(Items from a data source)
[Start of Attachment]
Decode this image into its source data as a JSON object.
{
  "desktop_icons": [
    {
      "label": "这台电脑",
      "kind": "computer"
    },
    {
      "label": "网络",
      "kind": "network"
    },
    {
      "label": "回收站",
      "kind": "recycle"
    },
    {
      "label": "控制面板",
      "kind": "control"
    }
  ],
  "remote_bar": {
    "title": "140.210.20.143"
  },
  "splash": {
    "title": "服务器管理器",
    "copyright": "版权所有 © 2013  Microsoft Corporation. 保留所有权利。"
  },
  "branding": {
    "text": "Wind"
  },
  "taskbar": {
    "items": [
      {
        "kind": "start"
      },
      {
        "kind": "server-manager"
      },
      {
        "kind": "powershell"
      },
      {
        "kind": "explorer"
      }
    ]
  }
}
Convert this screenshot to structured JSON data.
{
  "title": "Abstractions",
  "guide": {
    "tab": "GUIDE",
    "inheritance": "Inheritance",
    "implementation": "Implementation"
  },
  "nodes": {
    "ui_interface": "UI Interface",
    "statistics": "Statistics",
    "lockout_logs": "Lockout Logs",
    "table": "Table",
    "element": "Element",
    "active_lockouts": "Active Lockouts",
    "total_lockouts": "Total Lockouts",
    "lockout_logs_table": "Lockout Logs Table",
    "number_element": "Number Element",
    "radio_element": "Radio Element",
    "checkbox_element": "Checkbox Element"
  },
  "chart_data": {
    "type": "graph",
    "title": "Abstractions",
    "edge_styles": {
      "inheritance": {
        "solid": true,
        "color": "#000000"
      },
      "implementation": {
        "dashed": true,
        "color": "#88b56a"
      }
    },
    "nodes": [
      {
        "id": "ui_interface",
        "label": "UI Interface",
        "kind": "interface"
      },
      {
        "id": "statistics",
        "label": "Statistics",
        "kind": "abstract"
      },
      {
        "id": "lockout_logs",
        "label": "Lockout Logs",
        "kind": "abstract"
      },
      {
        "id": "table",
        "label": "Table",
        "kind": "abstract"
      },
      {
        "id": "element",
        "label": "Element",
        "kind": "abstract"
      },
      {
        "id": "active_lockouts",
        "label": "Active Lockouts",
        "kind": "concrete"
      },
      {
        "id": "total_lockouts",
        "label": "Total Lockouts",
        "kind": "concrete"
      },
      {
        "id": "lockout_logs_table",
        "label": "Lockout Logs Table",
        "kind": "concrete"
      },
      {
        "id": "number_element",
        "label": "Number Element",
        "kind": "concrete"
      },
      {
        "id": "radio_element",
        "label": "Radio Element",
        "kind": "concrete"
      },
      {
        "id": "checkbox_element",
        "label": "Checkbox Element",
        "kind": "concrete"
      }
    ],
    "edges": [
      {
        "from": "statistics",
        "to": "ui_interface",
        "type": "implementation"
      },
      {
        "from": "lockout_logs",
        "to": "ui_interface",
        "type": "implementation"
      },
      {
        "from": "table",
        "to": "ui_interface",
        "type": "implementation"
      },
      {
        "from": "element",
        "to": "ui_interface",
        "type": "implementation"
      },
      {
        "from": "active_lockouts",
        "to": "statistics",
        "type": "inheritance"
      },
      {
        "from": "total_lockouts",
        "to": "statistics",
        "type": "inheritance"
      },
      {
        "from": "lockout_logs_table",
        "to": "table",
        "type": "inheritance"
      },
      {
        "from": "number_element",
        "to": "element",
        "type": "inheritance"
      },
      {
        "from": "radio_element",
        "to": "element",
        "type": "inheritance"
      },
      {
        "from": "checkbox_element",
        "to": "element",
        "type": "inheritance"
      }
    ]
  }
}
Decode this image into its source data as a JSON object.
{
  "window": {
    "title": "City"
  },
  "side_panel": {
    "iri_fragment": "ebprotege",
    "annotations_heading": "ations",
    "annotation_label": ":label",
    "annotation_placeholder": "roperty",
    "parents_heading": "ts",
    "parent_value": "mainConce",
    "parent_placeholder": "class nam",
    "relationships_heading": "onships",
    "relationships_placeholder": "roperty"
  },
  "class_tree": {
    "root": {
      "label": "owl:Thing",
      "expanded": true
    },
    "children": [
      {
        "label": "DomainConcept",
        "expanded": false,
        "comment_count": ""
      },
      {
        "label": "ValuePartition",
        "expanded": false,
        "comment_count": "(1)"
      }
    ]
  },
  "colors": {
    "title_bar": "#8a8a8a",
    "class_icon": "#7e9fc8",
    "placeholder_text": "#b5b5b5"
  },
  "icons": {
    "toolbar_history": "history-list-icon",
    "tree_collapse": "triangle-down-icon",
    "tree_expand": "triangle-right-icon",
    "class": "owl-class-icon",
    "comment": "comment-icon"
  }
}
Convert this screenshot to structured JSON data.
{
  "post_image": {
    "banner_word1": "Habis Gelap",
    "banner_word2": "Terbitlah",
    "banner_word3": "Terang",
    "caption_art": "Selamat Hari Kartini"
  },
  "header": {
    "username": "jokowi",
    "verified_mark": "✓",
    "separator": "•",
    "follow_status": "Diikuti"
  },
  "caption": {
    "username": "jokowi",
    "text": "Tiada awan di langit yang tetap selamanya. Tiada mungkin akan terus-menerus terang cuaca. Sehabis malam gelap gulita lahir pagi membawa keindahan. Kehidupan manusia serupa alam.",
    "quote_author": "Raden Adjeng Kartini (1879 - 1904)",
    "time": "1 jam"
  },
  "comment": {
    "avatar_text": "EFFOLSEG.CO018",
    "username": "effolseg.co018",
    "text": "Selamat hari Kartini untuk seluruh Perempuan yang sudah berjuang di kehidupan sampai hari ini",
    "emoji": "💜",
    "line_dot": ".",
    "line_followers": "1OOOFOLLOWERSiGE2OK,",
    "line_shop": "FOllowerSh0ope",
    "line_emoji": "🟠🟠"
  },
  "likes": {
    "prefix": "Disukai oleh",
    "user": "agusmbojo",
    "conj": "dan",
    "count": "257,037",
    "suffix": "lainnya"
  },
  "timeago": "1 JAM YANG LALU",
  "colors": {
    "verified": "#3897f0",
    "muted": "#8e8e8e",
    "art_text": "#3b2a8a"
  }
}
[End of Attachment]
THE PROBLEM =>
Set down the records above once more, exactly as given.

ANSWER FOR THE TASK =>
Decode this image into its source data as a JSON object.
{
  "desktop_icons": [
    {
      "label": "这台电脑",
      "kind": "computer"
    },
    {
      "label": "网络",
      "kind": "network"
    },
    {
      "label": "回收站",
      "kind": "recycle"
    },
    {
      "label": "控制面板",
      "kind": "control"
    }
  ],
  "remote_bar": {
    "title": "140.210.20.143"
  },
  "splash": {
    "title": "服务器管理器",
    "copyright": "版权所有 © 2013  Microsoft Corporation. 保留所有权利。"
  },
  "branding": {
    "text": "Wind"
  },
  "taskbar": {
    "items": [
      {
        "kind": "start"
      },
      {
        "kind": "server-manager"
      },
      {
        "kind": "powershell"
      },
      {
        "kind": "explorer"
      }
    ]
  }
}
Convert this screenshot to structured JSON data.
{
  "title": "Abstractions",
  "guide": {
    "tab": "GUIDE",
    "inheritance": "Inheritance",
    "implementation": "Implementation"
  },
  "nodes": {
    "ui_interface": "UI Interface",
    "statistics": "Statistics",
    "lockout_logs": "Lockout Logs",
    "table": "Table",
    "element": "Element",
    "active_lockouts": "Active Lockouts",
    "total_lockouts": "Total Lockouts",
    "lockout_logs_table": "Lockout Logs Table",
    "number_element": "Number Element",
    "radio_element": "Radio Element",
    "checkbox_element": "Checkbox Element"
  },
  "chart_data": {
    "type": "graph",
    "title": "Abstractions",
    "edge_styles": {
      "inheritance": {
        "solid": true,
        "color": "#000000"
      },
      "implementation": {
        "dashed": true,
        "color": "#88b56a"
      }
    },
    "nodes": [
      {
        "id": "ui_interface",
        "label": "UI Interface",
        "kind": "interface"
      },
      {
        "id": "statistics",
        "label": "Statistics",
        "kind": "abstract"
      },
      {
        "id": "lockout_logs",
        "label": "Lockout Logs",
        "kind": "abstract"
      },
      {
        "id": "table",
        "label": "Table",
        "kind": "abstract"
      },
      {
        "id": "element",
        "label": "Element",
        "kind": "abstract"
      },
      {
        "id": "active_lockouts",
        "label": "Active Lockouts",
        "kind": "concrete"
      },
      {
        "id": "total_lockouts",
        "label": "Total Lockouts",
        "kind": "concrete"
      },
      {
        "id": "lockout_logs_table",
        "label": "Lockout Logs Table",
        "kind": "concrete"
      },
      {
        "id": "number_element",
        "label": "Number Element",
        "kind": "concrete"
      },
      {
        "id": "radio_element",
        "label": "Radio Element",
        "kind": "concrete"
      },
      {
        "id": "checkbox_element",
        "label": "Checkbox Element",
        "kind": "concrete"
      }
    ],
    "edges": [
      {
        "from": "statistics",
        "to": "ui_interface",
        "type": "implementation"
      },
      {
        "from": "lockout_logs",
        "to": "ui_interface",
        "type": "implementation"
      },
      {
        "from": "table",
        "to": "ui_interface",
        "type": "implementation"
      },
      {
        "from": "element",
        "to": "ui_interface",
        "type": "implementation"
      },
      {
        "from": "active_lockouts",
        "to": "statistics",
        "type": "inheritance"
      },
      {
        "from": "total_lockouts",
        "to": "statistics",
        "type": "inheritance"
      },
      {
        "from": "lockout_logs_table",
        "to": "table",
        "type": "inheritance"
      },
      {
        "from": "number_element",
        "to": "element",
        "type": "inheritance"
      },
      {
        "from": "radio_element",
        "to": "element",
        "type": "inheritance"
      },
      {
        "from": "checkbox_element",
        "to": "element",
        "type": "inheritance"
      }
    ]
  }
}
Decode this image into its source data as a JSON object.
{
  "window": {
    "title": "City"
  },
  "side_panel": {
    "iri_fragment": "ebprotege",
    "annotations_heading": "ations",
    "annotation_label": ":label",
    "annotation_placeholder": "roperty",
    "parents_heading": "ts",
    "parent_value": "mainConce",
    "parent_placeholder": "class nam",
    "relationships_heading": "onships",
    "relationships_placeholder": "roperty"
  },
  "class_tree": {
    "root": {
      "label": "owl:Thing",
      "expanded": true
    },
    "children": [
      {
        "label": "DomainConcept",
        "expanded": false,
        "comment_count": ""
      },
      {
        "label": "ValuePartition",
        "expanded": false,
        "comment_count": "(1)"
      }
    ]
  },
  "colors": {
    "title_bar": "#8a8a8a",
    "class_icon": "#7e9fc8",
    "placeholder_text": "#b5b5b5"
  },
  "icons": {
    "toolbar_history": "history-list-icon",
    "tree_collapse": "triangle-down-icon",
    "tree_expand": "triangle-right-icon",
    "class": "owl-class-icon",
    "comment": "comment-icon"
  }
}
Convert this screenshot to structured JSON data.
{
  "post_image": {
    "banner_word1": "Habis Gelap",
    "banner_word2": "Terbitlah",
    "banner_word3": "Terang",
    "caption_art": "Selamat Hari Kartini"
  },
  "header": {
    "username": "jokowi",
    "verified_mark": "✓",
    "separator": "•",
    "follow_status": "Diikuti"
  },
  "caption": {
    "username": "jokowi",
    "text": "Tiada awan di langit yang tetap selamanya. Tiada mungkin akan terus-menerus terang cuaca. Sehabis malam gelap gulita lahir pagi membawa keindahan. Kehidupan manusia serupa alam.",
    "quote_author": "Raden Adjeng Kartini (1879 - 1904)",
    "time": "1 jam"
  },
  "comment": {
    "avatar_text": "EFFOLSEG.CO018",
    "username": "effolseg.co018",
    "text": "Selamat hari Kartini untuk seluruh Perempuan yang sudah berjuang di kehidupan sampai hari ini",
    "emoji": "💜",
    "line_dot": ".",
    "line_followers": "1OOOFOLLOWERSiGE2OK,",
    "line_shop": "FOllowerSh0ope",
    "line_emoji": "🟠🟠"
  },
  "likes": {
    "prefix": "Disukai oleh",
    "user": "agusmbojo",
    "conj": "dan",
    "count": "257,037",
    "suffix": "lainnya"
  },
  "timeago": "1 JAM YANG LALU",
  "colors": {
    "verified": "#3897f0",
    "muted": "#8e8e8e",
    "art_text": "#3b2a8a"
  }
}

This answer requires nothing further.